As a sales associate - She said that when she went back to work in retail, she was no longer just "Russ's wife" or "Shelley, Rusty, and Jane's mom". She reintroduced Anne Mann to herself and to the world. She excelled at Woolf Brothers where she developed a clientele list and became a personal shopper to many. She knew her customers and they knew her. She also knew their husbands, mainly on their last minute, Christmas Eve shopping sprees. At Dillard's, she represented a line of sportswear called J. H. Collectibles. Their clothing was shipped free to her home and she would wear it to work. She was never a runway model, but she was quite actually a floor model for years.
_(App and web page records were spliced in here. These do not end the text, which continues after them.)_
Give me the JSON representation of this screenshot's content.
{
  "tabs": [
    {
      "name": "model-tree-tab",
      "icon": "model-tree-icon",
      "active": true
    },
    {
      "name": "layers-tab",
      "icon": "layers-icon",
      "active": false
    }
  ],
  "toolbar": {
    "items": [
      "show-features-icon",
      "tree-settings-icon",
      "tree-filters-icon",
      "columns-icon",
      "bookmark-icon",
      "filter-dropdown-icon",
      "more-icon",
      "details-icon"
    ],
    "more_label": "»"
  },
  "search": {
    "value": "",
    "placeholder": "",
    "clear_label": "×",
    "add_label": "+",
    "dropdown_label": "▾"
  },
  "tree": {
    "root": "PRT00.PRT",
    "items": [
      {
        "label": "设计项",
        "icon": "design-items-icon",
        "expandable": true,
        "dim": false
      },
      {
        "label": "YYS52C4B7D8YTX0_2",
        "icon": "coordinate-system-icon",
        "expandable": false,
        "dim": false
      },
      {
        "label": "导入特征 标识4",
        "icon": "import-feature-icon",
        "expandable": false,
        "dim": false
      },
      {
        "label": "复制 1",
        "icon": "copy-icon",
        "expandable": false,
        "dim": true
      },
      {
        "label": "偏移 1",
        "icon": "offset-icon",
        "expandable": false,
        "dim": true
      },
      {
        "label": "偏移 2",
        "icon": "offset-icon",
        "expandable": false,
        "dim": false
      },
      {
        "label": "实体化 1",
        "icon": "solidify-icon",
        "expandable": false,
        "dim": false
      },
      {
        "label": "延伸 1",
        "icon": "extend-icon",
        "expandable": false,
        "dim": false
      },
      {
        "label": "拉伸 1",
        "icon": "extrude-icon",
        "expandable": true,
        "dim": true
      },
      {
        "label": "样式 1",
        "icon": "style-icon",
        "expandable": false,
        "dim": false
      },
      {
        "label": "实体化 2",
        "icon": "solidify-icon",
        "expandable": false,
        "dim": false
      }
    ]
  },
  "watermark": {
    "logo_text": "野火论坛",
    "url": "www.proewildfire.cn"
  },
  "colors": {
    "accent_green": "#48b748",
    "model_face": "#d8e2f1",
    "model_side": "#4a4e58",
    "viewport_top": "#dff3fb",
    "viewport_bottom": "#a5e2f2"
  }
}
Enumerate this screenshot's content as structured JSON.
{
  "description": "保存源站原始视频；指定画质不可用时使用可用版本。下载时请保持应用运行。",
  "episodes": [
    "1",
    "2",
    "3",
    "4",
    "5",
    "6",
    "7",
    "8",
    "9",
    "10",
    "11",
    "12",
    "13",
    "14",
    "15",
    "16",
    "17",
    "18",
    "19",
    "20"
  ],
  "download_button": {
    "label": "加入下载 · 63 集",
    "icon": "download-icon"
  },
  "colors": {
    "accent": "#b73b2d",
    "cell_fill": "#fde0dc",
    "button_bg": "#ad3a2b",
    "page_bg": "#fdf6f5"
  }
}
After Dad's death, she found a new passion in the garden. 
In the garden - She was not a certified Master Gardener. The difference is that Master Gardeners have workers to do the maintenance for them. Mom did it all herself, even mowing her own lawn up until just a few years ago. She tirelessly picked up millions of sweet gum balls and raked mountains of leaves. More than once, her Japanese maple was hit with an early frost and the leaves froze to the tree and would not fall. When a season let her down, she became that season. Mom proceeded to pick each and every withered leaf off of that tree, and enjoyed doing it. She waged a continual war with the squirrels and chipmunks, and over the years purchased as a repellent, the urine of innumerable exotic animals, but nothing really ever worked. The deer were her largest pests. On one occasion, she came upon a large deer standing on her side yard. She squared those large shoulders, put her big hands to her side and stared that deer down. When asked later to describe the animal, she said it had big horns. A family friend who was an experienced hunter told mom that this was unsafe and not to do it again. That said, my money would be on Mom. She dearly loved the birds and attended to them faithfully until the very end. 

She is survived by three children and their spouses: Shelley and Tom Neumann of Manhattan, Kansas; Rusty and Kim Mann of Prairie Village, Kansas; and Jane and Geoff Ackley of Kansas City, Missouri. She was grandmother to two: Beckie Warren of Brooklyn, New York; and “Cuckoo” to one - Sophie Mann of Denver, Colorado. In addition to her immediate family, she leaves a brother, two sisters, extended family and many friends. 

Services were private.

Celebrations of this life will be held daily. 

In lieu of flowers, contributions could be made in her memory to the Overland Park Arboretum and Botanical Gardens.


Joel Crown Jul 26 ,2020

friend ,SHAWNEE MISSION ,Kansas

A life lived well. Sinatra's My Way is not just for lounge singers and Bon Vivant's. Her way to the end. Congratulations Cuckoo!